Required action: Nothing in the data should be altered when it is repeated in full.

▬▬▬▬▬▬▬▬▬▬

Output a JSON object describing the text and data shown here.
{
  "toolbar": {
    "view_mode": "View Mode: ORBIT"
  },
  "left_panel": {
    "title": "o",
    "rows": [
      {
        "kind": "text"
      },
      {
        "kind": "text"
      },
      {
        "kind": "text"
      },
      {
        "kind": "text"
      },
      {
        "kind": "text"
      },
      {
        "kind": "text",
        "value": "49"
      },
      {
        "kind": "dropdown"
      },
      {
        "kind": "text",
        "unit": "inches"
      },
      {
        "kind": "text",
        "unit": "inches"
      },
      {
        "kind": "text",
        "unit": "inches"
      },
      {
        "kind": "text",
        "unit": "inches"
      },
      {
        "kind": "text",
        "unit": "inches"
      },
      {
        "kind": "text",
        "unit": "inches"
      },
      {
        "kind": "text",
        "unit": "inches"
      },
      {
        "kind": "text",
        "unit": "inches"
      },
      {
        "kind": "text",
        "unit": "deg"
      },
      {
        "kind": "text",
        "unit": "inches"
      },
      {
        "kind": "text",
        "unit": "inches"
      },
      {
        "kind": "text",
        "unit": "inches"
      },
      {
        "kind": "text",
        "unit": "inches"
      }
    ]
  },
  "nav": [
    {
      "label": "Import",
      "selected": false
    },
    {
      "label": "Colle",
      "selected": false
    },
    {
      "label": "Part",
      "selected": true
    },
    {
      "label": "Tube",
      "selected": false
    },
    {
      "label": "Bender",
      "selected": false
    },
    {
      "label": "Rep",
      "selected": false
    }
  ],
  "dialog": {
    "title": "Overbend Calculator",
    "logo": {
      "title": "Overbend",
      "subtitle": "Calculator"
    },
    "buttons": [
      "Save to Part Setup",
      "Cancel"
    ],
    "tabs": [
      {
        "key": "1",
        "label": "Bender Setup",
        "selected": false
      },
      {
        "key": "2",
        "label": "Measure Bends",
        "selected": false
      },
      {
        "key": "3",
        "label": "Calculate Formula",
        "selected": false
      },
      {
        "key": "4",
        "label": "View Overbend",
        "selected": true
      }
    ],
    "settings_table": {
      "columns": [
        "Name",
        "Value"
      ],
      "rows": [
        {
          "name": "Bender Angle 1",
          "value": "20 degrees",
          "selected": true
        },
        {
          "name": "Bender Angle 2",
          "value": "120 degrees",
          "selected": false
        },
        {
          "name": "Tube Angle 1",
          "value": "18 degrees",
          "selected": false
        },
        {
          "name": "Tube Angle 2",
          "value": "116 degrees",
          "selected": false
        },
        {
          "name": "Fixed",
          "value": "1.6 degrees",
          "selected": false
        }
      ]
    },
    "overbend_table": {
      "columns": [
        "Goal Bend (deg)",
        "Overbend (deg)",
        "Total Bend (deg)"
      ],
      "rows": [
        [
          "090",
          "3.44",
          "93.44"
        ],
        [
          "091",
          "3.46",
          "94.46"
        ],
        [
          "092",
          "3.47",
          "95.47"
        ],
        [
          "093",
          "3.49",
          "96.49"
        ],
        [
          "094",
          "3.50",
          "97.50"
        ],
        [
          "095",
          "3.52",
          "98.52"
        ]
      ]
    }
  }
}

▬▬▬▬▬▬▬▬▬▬

Finished exercise:
Output a JSON object describing the text and data shown here.
{
  "toolbar": {
    "view_mode": "View Mode: ORBIT"
  },
  "left_panel": {
    "title": "o",
    "rows": [
      {
        "kind": "text"
      },
      {
        "kind": "text"
      },
      {
        "kind": "text"
      },
      {
        "kind": "text"
      },
      {
        "kind": "text"
      },
      {
        "kind": "text",
        "value": "49"
      },
      {
        "kind": "dropdown"
      },
      {
        "kind": "text",
        "unit": "inches"
      },
      {
        "kind": "text",
        "unit": "inches"
      },
      {
        "kind": "text",
        "unit": "inches"
      },
      {
        "kind": "text",
        "unit": "inches"
      },
      {
        "kind": "text",
        "unit": "inches"
      },
      {
        "kind": "text",
        "unit": "inches"
      },
      {
        "kind": "text",
        "unit": "inches"
      },
      {
        "kind": "text",
        "unit": "inches"
      },
      {
        "kind": "text",
        "unit": "deg"
      },
      {
        "kind": "text",
        "unit": "inches"
      },
      {
        "kind": "text",
        "unit": "inches"
      },
      {
        "kind": "text",
        "unit": "inches"
      },
      {
        "kind": "text",
        "unit": "inches"
      }
    ]
  },
  "nav": [
    {
      "label": "Import",
      "selected": false
    },
    {
      "label": "Colle",
      "selected": false
    },
    {
      "label": "Part",
      "selected": true
    },
    {
      "label": "Tube",
      "selected": false
    },
    {
      "label": "Bender",
      "selected": false
    },
    {
      "label": "Rep",
      "selected": false
    }
  ],
  "dialog": {
    "title": "Overbend Calculator",
    "logo": {
      "title": "Overbend",
      "subtitle": "Calculator"
    },
    "buttons": [
      "Save to Part Setup",
      "Cancel"
    ],
    "tabs": [
      {
        "key": "1",
        "label": "Bender Setup",
        "selected": false
      },
      {
        "key": "2",
        "label": "Measure Bends",
        "selected": false
      },
      {
        "key": "3",
        "label": "Calculate Formula",
        "selected": false
      },
      {
        "key": "4",
        "label": "View Overbend",
        "selected": true
      }
    ],
    "settings_table": {
      "columns": [
        "Name",
        "Value"
      ],
      "rows": [
        {
          "name": "Bender Angle 1",
          "value": "20 degrees",
          "selected": true
        },
        {
          "name": "Bender Angle 2",
          "value": "120 degrees",
          "selected": false
        },
        {
          "name": "Tube Angle 1",
          "value": "18 degrees",
          "selected": false
        },
        {
          "name": "Tube Angle 2",
          "value": "116 degrees",
          "selected": false
        },
        {
          "name": "Fixed",
          "value": "1.6 degrees",
          "selected": false
        }
      ]
    },
    "overbend_table": {
      "columns": [
        "Goal Bend (deg)",
        "Overbend (deg)",
        "Total Bend (deg)"
      ],
      "rows": [
        [
          "090",
          "3.44",
          "93.44"
        ],
        [
          "091",
          "3.46",
          "94.46"
        ],
        [
          "092",
          "3.47",
          "95.47"
        ],
        [
          "093",
          "3.49",
          "96.49"
        ],
        [
          "094",
          "3.50",
          "97.50"
        ],
        [
          "095",
          "3.52",
          "98.52"
        ]
      ]
    }
  }
}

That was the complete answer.